*** Opening of Excerpted data ***

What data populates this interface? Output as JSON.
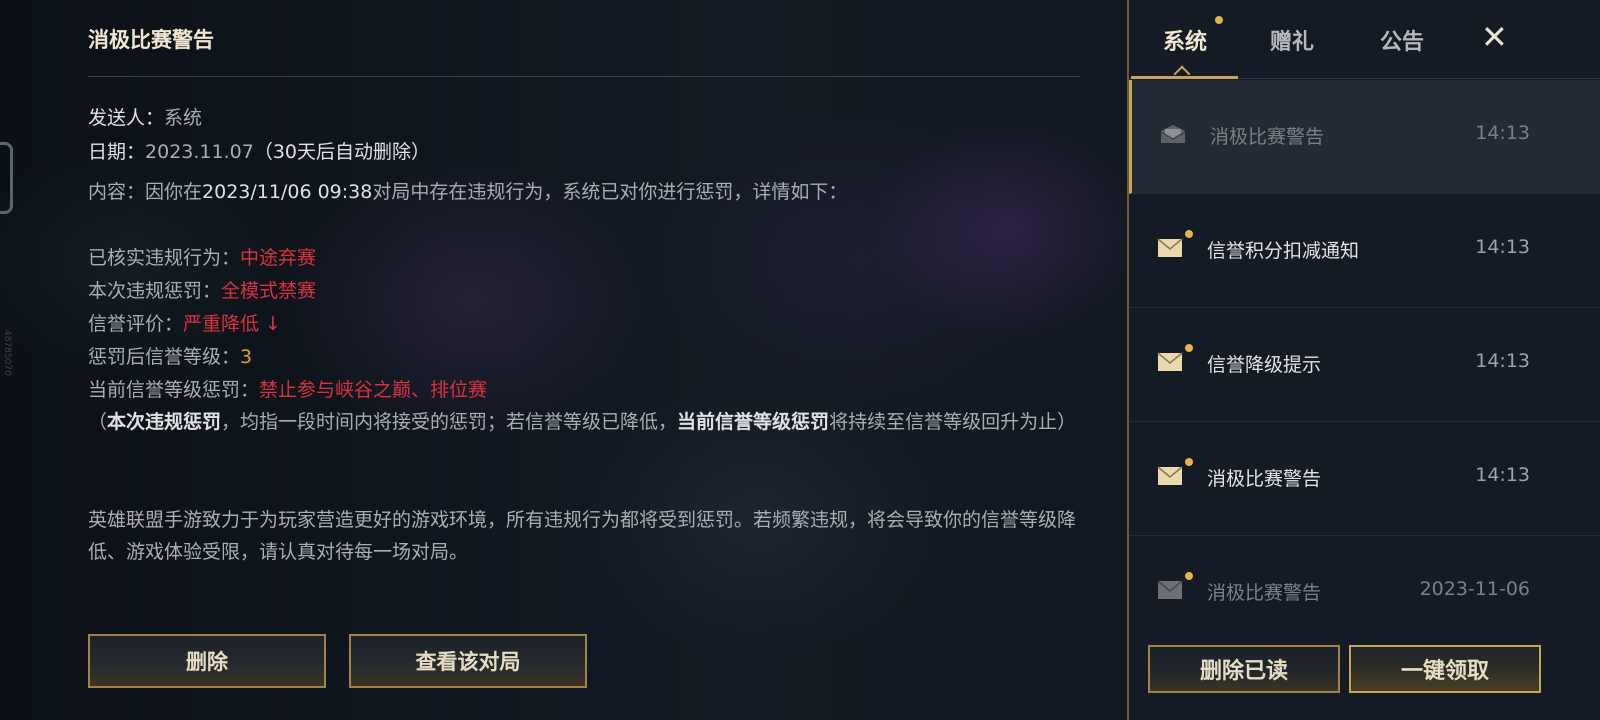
{
  "side_code": "48785070",
  "mail": {
    "title": "消极比赛警告",
    "sender_label": "发送人：",
    "sender": "系统",
    "date_label": "日期：",
    "date": "2023.11.07",
    "date_note": "（30天后自动删除）",
    "content_label": "内容：",
    "content_prefix": "因你在",
    "content_time": "2023/11/06 09:38",
    "content_suffix": "对局中存在违规行为，系统已对你进行惩罚，详情如下：",
    "violation_label": "已核实违规行为：",
    "violation_value": "中途弃赛",
    "penalty_label": "本次违规惩罚：",
    "penalty_value": "全模式禁赛",
    "credit_label": "信誉评价：",
    "credit_value": "严重降低 ↓",
    "level_label": "惩罚后信誉等级：",
    "level_value": "3",
    "current_label": "当前信誉等级惩罚：",
    "current_value": "禁止参与峡谷之巅、排位赛",
    "note_open": "（",
    "note_bold1": "本次违规惩罚",
    "note_mid": "，均指一段时间内将接受的惩罚；若信誉等级已降低，",
    "note_bold2": "当前信誉等级惩罚",
    "note_end": "将持续至信誉等级回升为止）",
    "footer": "英雄联盟手游致力于为玩家营造更好的游戏环境，所有违规行为都将受到惩罚。若频繁违规，将会导致你的信誉等级降低、游戏体验受限，请认真对待每一场对局。",
    "delete_button": "删除",
    "view_match_button": "查看该对局"
  },
  "panel": {
    "tabs": [
      {
        "label": "系统",
        "active": true,
        "has_dot": true
      },
      {
        "label": "赠礼",
        "active": false,
        "has_dot": false
      },
      {
        "label": "公告",
        "active": false,
        "has_dot": false
      }
    ],
    "close_icon": "close-icon",
    "items": [
      {
        "title": "消极比赛警告",
        "time": "14:13",
        "read": true,
        "unread_dot": false,
        "icon": "envelope-open-icon"
      },
      {
        "title": "信誉积分扣减通知",
        "time": "14:13",
        "read": false,
        "unread_dot": true,
        "icon": "envelope-icon"
      },
      {
        "title": "信誉降级提示",
        "time": "14:13",
        "read": false,
        "unread_dot": true,
        "icon": "envelope-icon"
      },
      {
        "title": "消极比赛警告",
        "time": "14:13",
        "read": false,
        "unread_dot": true,
        "icon": "envelope-icon"
      },
      {
        "title": "消极比赛警告",
        "time": "2023-11-06",
        "read": true,
        "unread_dot": true,
        "icon": "envelope-icon"
      }
    ],
    "delete_read_button": "删除已读",
    "claim_all_button": "一键领取"
  },
  "colors": {
    "accent_gold": "#c8a45a",
    "penalty_red": "#d9323e",
    "level_yellow": "#d7a22e",
    "unread_dot": "#e6b54a"
  }
}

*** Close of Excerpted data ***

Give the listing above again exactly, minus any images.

What data populates this interface? Output as JSON.
{
  "side_code": "48785070",
  "mail": {
    "title": "消极比赛警告",
    "sender_label": "发送人：",
    "sender": "系统",
    "date_label": "日期：",
    "date": "2023.11.07",
    "date_note": "（30天后自动删除）",
    "content_label": "内容：",
    "content_prefix": "因你在",
    "content_time": "2023/11/06 09:38",
    "content_suffix": "对局中存在违规行为，系统已对你进行惩罚，详情如下：",
    "violation_label": "已核实违规行为：",
    "violation_value": "中途弃赛",
    "penalty_label": "本次违规惩罚：",
    "penalty_value": "全模式禁赛",
    "credit_label": "信誉评价：",
    "credit_value": "严重降低 ↓",
    "level_label": "惩罚后信誉等级：",
    "level_value": "3",
    "current_label": "当前信誉等级惩罚：",
    "current_value": "禁止参与峡谷之巅、排位赛",
    "note_open": "（",
    "note_bold1": "本次违规惩罚",
    "note_mid": "，均指一段时间内将接受的惩罚；若信誉等级已降低，",
    "note_bold2": "当前信誉等级惩罚",
    "note_end": "将持续至信誉等级回升为止）",
    "footer": "英雄联盟手游致力于为玩家营造更好的游戏环境，所有违规行为都将受到惩罚。若频繁违规，将会导致你的信誉等级降低、游戏体验受限，请认真对待每一场对局。",
    "delete_button": "删除",
    "view_match_button": "查看该对局"
  },
  "panel": {
    "tabs": [
      {
        "label": "系统",
        "active": true,
        "has_dot": true
      },
      {
        "label": "赠礼",
        "active": false,
        "has_dot": false
      },
      {
        "label": "公告",
        "active": false,
        "has_dot": false
      }
    ],
    "close_icon": "close-icon",
    "items": [
      {
        "title": "消极比赛警告",
        "time": "14:13",
        "read": true,
        "unread_dot": false,
        "icon": "envelope-open-icon"
      },
      {
        "title": "信誉积分扣减通知",
        "time": "14:13",
        "read": false,
        "unread_dot": true,
        "icon": "envelope-icon"
      },
      {
        "title": "信誉降级提示",
        "time": "14:13",
        "read": false,
        "unread_dot": true,
        "icon": "envelope-icon"
      },
      {
        "title": "消极比赛警告",
        "time": "14:13",
        "read": false,
        "unread_dot": true,
        "icon": "envelope-icon"
      },
      {
        "title": "消极比赛警告",
        "time": "2023-11-06",
        "read": true,
        "unread_dot": true,
        "icon": "envelope-icon"
      }
    ],
    "delete_read_button": "删除已读",
    "claim_all_button": "一键领取"
  },
  "colors": {
    "accent_gold": "#c8a45a",
    "penalty_red": "#d9323e",
    "level_yellow": "#d7a22e",
    "unread_dot": "#e6b54a"
  }
}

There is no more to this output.